(What the task requires)
Write out every entry word for word.

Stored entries
=======

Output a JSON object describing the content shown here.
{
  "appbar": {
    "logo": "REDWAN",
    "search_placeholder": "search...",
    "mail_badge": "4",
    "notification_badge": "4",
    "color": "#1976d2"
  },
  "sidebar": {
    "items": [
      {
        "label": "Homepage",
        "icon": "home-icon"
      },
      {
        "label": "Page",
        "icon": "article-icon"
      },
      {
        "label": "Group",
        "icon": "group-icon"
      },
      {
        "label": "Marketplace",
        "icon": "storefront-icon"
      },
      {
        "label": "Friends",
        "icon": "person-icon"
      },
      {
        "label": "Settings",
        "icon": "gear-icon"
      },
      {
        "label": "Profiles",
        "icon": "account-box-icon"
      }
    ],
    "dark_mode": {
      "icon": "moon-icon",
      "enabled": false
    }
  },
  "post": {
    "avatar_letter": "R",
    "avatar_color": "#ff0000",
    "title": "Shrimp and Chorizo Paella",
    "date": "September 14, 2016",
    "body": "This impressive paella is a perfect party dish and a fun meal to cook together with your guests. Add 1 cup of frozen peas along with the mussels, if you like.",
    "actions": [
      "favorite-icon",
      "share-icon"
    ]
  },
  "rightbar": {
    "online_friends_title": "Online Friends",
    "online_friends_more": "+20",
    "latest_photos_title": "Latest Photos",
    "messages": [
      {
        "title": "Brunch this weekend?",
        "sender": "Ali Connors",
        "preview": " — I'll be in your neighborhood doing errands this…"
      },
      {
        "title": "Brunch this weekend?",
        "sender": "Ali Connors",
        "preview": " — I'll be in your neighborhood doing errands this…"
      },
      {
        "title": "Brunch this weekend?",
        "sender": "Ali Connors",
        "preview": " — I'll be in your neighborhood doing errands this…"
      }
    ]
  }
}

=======

(Answer below)
Output a JSON object describing the content shown here.
{
  "appbar": {
    "logo": "REDWAN",
    "search_placeholder": "search...",
    "mail_badge": "4",
    "notification_badge": "4",
    "color": "#1976d2"
  },
  "sidebar": {
    "items": [
      {
        "label": "Homepage",
        "icon": "home-icon"
      },
      {
        "label": "Page",
        "icon": "article-icon"
      },
      {
        "label": "Group",
        "icon": "group-icon"
      },
      {
        "label": "Marketplace",
        "icon": "storefront-icon"
      },
      {
        "label": "Friends",
        "icon": "person-icon"
      },
      {
        "label": "Settings",
        "icon": "gear-icon"
      },
      {
        "label": "Profiles",
        "icon": "account-box-icon"
      }
    ],
    "dark_mode": {
      "icon": "moon-icon",
      "enabled": false
    }
  },
  "post": {
    "avatar_letter": "R",
    "avatar_color": "#ff0000",
    "title": "Shrimp and Chorizo Paella",
    "date": "September 14, 2016",
    "body": "This impressive paella is a perfect party dish and a fun meal to cook together with your guests. Add 1 cup of frozen peas along with the mussels, if you like.",
    "actions": [
      "favorite-icon",
      "share-icon"
    ]
  },
  "rightbar": {
    "online_friends_title": "Online Friends",
    "online_friends_more": "+20",
    "latest_photos_title": "Latest Photos",
    "messages": [
      {
        "title": "Brunch this weekend?",
        "sender": "Ali Connors",
        "preview": " — I'll be in your neighborhood doing errands this…"
      },
      {
        "title": "Brunch this weekend?",
        "sender": "Ali Connors",
        "preview": " — I'll be in your neighborhood doing errands this…"
      },
      {
        "title": "Brunch this weekend?",
        "sender": "Ali Connors",
        "preview": " — I'll be in your neighborhood doing errands this…"
      }
    ]
  }
}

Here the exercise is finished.